The past week has been dominated by Finance Minister Nirmala Sitharaman’s remark alluding to an “act of God”. She was referring to the Covid-19 pandemic which is now seen as the main cause of the unprecedented recession in India and the world. Never mind that the slowing of GDP growth, or investment ratio or the stagnation of exports, or the rise in the bad loan ratio in banking, preceded the pandemic. Naturally the fiscal stress was rising, and the pressure of the inadequacy of tax collection was tangible even before the full fury of the pandemic.
The FM referred to “an act of God” as a Force Majeure clause in a commercial contract.
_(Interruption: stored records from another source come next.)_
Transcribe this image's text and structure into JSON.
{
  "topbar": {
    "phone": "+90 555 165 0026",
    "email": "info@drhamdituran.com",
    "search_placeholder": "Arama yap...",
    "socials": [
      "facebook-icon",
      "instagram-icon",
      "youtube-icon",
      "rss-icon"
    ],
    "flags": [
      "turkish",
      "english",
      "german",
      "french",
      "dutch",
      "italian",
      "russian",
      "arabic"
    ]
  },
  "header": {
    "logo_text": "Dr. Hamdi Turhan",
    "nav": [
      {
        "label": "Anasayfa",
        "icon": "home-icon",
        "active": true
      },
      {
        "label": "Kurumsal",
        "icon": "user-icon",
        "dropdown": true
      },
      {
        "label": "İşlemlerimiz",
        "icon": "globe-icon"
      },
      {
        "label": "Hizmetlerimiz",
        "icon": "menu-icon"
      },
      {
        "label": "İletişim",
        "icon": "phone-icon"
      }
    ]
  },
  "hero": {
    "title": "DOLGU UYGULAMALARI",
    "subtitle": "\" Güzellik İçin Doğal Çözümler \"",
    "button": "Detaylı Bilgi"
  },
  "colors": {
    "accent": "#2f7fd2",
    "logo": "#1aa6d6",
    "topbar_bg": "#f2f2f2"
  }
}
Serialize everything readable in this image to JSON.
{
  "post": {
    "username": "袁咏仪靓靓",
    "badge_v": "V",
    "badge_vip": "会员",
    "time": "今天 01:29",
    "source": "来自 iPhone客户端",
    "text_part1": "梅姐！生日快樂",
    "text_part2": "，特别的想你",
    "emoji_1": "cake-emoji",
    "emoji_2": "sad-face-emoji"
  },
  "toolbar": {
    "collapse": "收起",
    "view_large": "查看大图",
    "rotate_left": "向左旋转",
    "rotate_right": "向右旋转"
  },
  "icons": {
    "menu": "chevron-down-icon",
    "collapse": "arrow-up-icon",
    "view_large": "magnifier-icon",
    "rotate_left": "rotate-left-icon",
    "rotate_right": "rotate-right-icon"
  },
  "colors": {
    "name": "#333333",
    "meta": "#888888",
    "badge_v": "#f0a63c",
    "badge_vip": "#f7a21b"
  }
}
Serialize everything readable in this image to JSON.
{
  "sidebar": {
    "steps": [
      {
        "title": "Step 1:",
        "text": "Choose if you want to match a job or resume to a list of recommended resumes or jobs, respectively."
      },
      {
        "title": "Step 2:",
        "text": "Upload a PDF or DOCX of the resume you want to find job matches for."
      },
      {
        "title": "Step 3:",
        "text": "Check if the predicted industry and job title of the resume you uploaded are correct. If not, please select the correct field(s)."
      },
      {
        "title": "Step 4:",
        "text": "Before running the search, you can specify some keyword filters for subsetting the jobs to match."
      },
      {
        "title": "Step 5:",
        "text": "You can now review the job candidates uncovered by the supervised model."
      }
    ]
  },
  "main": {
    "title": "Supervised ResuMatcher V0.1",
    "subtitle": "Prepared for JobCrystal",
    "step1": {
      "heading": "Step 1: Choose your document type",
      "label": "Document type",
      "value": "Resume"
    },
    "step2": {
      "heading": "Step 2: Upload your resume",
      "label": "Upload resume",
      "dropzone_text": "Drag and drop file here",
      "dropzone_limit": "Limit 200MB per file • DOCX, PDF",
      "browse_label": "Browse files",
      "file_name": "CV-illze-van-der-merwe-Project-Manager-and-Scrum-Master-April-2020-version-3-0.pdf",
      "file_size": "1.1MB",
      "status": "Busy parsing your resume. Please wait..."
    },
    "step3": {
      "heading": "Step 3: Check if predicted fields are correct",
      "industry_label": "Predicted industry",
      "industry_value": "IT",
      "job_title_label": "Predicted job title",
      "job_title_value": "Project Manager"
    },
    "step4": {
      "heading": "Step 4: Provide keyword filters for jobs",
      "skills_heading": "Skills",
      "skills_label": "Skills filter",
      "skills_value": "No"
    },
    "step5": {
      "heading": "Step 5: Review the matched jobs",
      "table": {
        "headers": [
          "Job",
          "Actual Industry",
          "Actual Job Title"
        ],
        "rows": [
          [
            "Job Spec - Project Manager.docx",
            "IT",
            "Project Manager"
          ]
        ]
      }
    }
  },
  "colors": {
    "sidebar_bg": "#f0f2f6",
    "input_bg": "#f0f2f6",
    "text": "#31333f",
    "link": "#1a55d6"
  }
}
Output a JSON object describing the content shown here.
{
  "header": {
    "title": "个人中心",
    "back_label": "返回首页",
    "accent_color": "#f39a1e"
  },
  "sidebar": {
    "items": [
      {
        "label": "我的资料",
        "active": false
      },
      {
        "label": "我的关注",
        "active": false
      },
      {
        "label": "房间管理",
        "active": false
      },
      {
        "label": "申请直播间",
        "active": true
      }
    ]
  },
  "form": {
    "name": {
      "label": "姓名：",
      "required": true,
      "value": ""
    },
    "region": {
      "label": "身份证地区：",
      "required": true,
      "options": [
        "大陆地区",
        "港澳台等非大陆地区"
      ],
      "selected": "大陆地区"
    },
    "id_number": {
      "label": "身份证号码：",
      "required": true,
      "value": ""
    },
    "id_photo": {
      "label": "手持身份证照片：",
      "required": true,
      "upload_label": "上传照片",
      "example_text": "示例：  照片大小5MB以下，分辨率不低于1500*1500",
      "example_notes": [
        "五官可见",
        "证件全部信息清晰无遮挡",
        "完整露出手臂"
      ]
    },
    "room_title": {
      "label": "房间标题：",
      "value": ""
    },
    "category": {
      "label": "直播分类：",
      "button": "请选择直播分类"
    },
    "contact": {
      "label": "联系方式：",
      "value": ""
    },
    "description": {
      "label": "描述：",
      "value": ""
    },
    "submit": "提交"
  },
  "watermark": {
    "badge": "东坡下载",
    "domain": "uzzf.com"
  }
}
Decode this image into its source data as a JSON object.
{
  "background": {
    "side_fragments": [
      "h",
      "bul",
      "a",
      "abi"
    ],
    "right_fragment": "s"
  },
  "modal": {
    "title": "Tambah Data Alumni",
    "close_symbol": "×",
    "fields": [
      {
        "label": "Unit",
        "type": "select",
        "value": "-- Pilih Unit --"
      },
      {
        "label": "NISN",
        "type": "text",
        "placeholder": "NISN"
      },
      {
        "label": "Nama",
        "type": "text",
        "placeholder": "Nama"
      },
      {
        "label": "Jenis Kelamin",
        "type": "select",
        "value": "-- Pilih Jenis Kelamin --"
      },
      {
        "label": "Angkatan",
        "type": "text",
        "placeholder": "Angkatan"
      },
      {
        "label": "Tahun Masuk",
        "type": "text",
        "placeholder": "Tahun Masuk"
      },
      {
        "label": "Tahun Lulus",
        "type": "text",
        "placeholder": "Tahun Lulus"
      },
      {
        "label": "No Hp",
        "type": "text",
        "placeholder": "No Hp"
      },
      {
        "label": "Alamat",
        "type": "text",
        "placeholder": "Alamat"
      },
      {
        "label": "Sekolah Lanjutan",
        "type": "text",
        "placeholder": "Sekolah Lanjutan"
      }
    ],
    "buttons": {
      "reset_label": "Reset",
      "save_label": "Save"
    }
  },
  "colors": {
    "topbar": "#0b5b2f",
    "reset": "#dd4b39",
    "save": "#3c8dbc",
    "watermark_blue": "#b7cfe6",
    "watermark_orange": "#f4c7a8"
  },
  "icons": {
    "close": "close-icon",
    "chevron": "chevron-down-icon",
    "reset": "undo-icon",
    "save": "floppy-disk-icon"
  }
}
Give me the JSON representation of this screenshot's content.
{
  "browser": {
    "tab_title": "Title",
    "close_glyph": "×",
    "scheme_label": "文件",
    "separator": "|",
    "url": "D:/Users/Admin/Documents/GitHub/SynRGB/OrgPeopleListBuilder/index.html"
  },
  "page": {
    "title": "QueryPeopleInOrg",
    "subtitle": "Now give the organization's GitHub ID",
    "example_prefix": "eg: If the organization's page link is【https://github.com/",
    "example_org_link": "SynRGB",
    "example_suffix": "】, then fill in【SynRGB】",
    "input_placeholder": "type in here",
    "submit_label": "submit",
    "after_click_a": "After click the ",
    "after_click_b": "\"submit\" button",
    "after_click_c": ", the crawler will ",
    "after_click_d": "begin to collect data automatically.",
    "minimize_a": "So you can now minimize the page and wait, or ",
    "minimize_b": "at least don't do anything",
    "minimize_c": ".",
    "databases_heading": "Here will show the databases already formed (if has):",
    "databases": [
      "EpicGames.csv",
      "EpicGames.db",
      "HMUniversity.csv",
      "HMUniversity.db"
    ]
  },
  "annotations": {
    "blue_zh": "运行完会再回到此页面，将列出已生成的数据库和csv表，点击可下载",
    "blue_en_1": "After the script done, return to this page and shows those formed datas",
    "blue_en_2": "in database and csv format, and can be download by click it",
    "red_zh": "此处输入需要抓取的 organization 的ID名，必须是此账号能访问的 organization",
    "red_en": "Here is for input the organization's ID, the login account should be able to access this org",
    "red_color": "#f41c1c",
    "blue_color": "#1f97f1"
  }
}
The “contract” in this case is actually an Act of Parliament of 2017 which guarantees compensation to the states from the Centre, in case of a shortfall in tax collection from the Goods and Services Tax. The compensation clause says that any revenue growth falling below 14 per cent annual growth from year to year will be compensated from the Central treasury fund for a period of five years – i.e., till 2022. Meeting this legal obligation was becoming difficult, thanks to the slowing GDP
growth even prior to the pandemic.